Sunil Gulati, the president of U.S. Soccer, is hyperaware of the narrative surrounding the team, of how perceptions of it have changed over the years, of how quickly those can flip again.
"It's no longer the perception of, let's say, 20 years ago: 'Yeah, we know the U.S. will fight, and they're strong, they're fast, and they'll keep working,'" Gulati said Wednesday afternoon. "Now, especially after that Portugal game, they're saying, 'They play.'"
He was mostly right. The United States and Germany were here Wednesday to practice and speak to the media, one day before they meet in an important final group stage game. Every team in Group G is mathematically still able to advance. (Also read: Germany vs Germany clash centre-stage at World Cup)
The Germans, who are nevertheless all but assured to move on, heaped praise on the Americans, but they did defer back to some of the same old superlatives.
"I watched the game against Portugal, and we can see that the U.S. wants to go forward," midfielder Mesut Ozil said through a translator. "They're willing to fight and they're very fit. They can be very dangerous. We should take them seriously."
"But," Ozil added, "if we implement everything our coach has told us to do, we can win."
The coach of Germany is Joachim Low, who previously worked as an assistant to U.S. coach Jurgen Klinsmann, when he was managing the German national team in the 2006 World Cup. (Related: Klose hunting sweet 16th World Cup goal)
The two remain close friends, but Low said he considered it "a game against another national team just like any other national team." He brushed aside the notion that the friendship of the coaches might tempt the teams to play to a mutually beneficial draw.
"People that know us know we're both ambitious," Low said. "Many times, we read in the media that there's kind of an agreement we won't attack each other. No." (Read: Germany can inflict much pain on US)
Low said he was wary of the Americans' aggressiveness. He said his players would need to be sharper than they were in their 2-2 tie against Ghana.
"They have a very compact game," Low said of the U.S. "They don't give enough time to pass the ball. They're very quick. They're very fast."
The U.S. is guaranteed to advance if they can win or draw against Germany.
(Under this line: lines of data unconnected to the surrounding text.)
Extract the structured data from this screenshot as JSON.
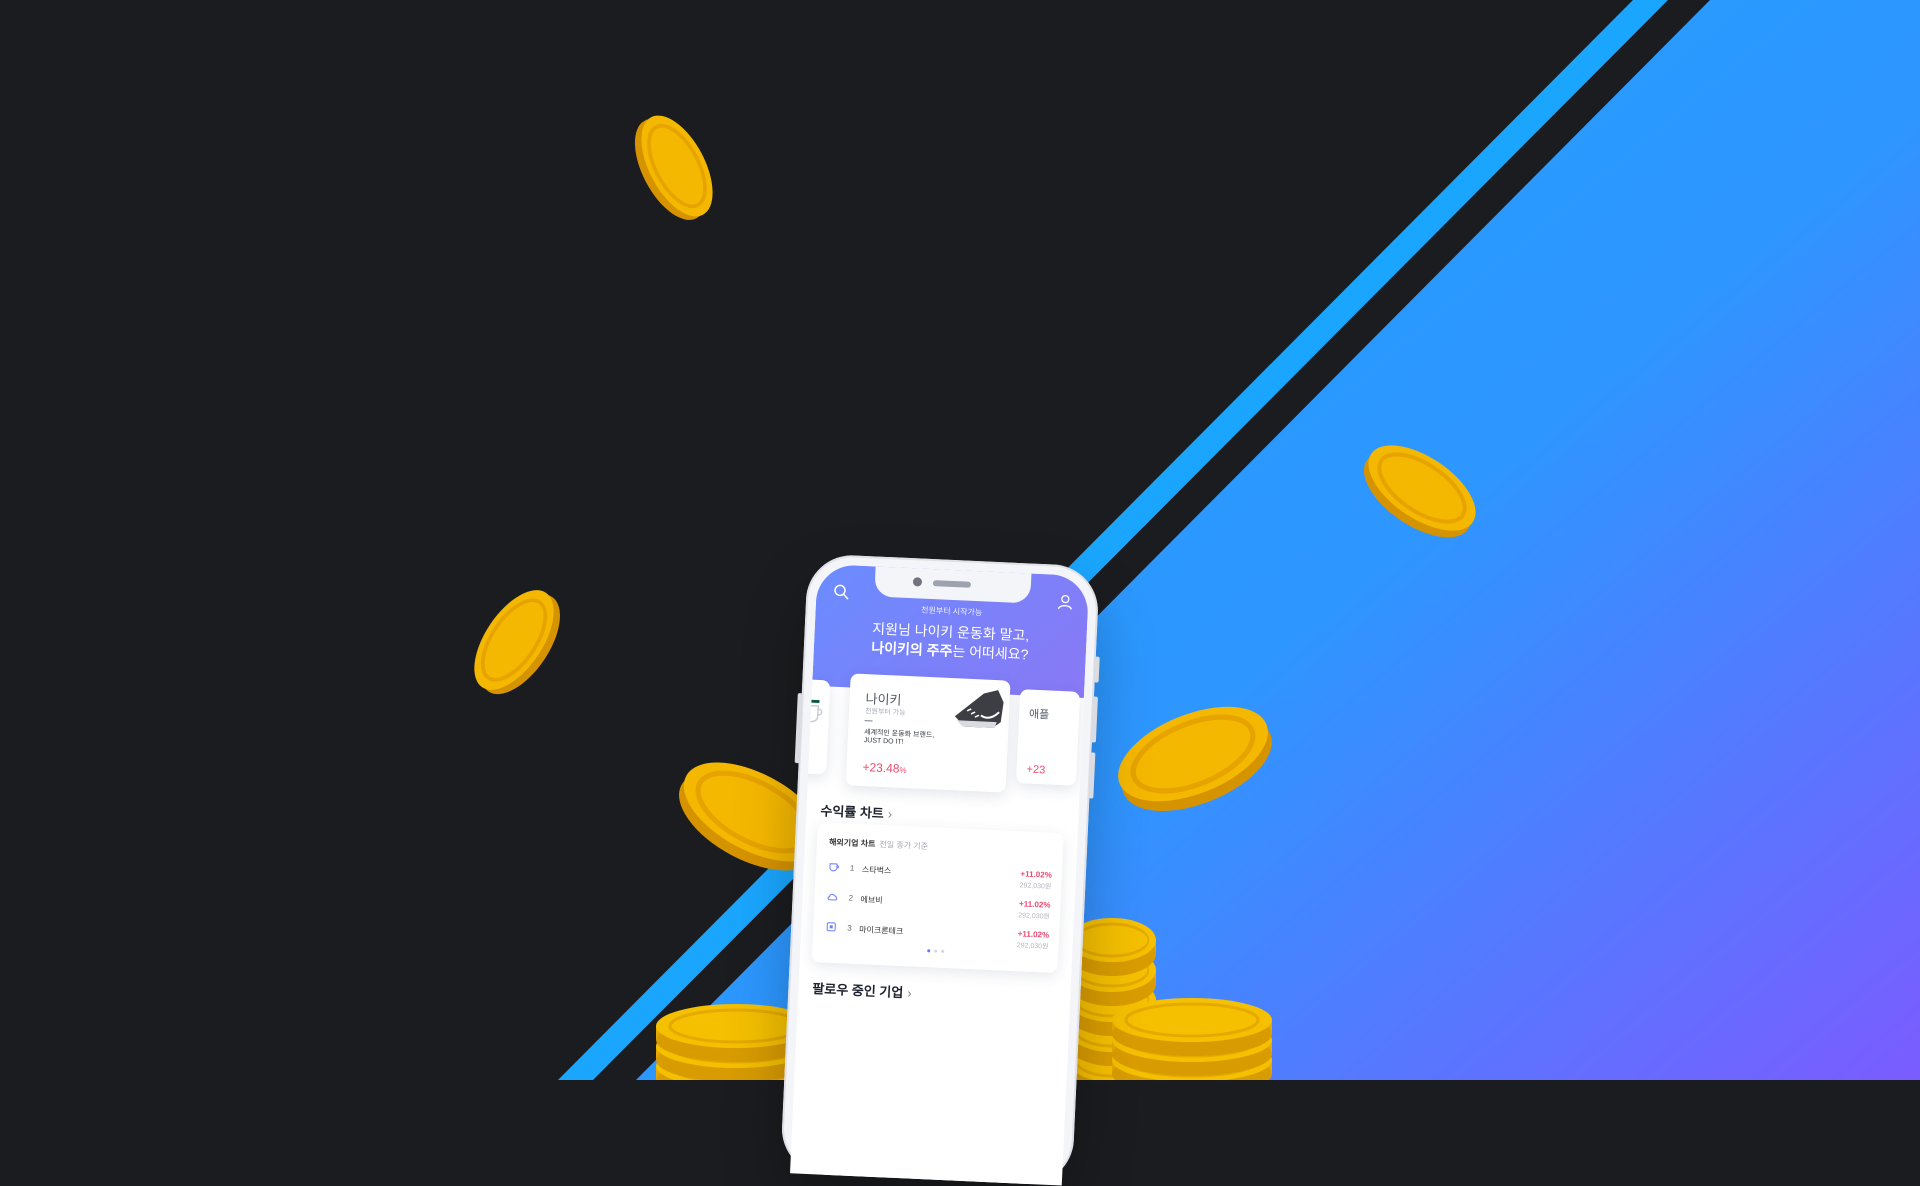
{
  "colors": {
    "background_dark": "#1b1c1f",
    "stripe_blue": "#1aa6ff",
    "gradient_blue": "#24a3ff",
    "gradient_purple": "#7b5cff",
    "coin_gold": "#f5b800",
    "rise_red": "#e84a6e"
  },
  "app": {
    "header": {
      "subtitle": "천원부터 시작가능",
      "line1": "지원님 나이키 운동화 말고,",
      "line2_bold": "나이키의 주주",
      "line2_rest": "는 어떠세요?",
      "search_icon": "search-icon",
      "profile_icon": "user-icon"
    },
    "featured_card": {
      "name": "나이키",
      "sub": "천원부터 가능",
      "desc1": "세계적인 운동화 브랜드,",
      "desc2": "JUST DO IT!",
      "change": "+23.48",
      "change_unit": "%",
      "icon": "sneaker-icon"
    },
    "left_card": {
      "icon": "coffee-cup-icon"
    },
    "right_card": {
      "name": "애플",
      "change": "+23"
    },
    "returns_section": {
      "title": "수익률 차트",
      "chevron": "›",
      "card_title": "해외기업 차트",
      "card_subtitle": "전일 종가 기준",
      "rows": [
        {
          "rank": "1",
          "name": "스타벅스",
          "change": "+11.02%",
          "price": "292,030원",
          "icon": "coffee-cup-icon"
        },
        {
          "rank": "2",
          "name": "에브비",
          "change": "+11.02%",
          "price": "292,030원",
          "icon": "cloud-icon"
        },
        {
          "rank": "3",
          "name": "마이크론테크",
          "change": "+11.02%",
          "price": "292,030원",
          "icon": "chip-icon"
        }
      ]
    },
    "following_section": {
      "title": "팔로우 중인 기업",
      "chevron": "›"
    }
  }
}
Gulati said the team's confidence was at a historic high.
"I think for the first time in our history - recent history, I'm not talking about 1950 or before - our players believe they're capable of beating anyone."
© 2014 New York Times News Service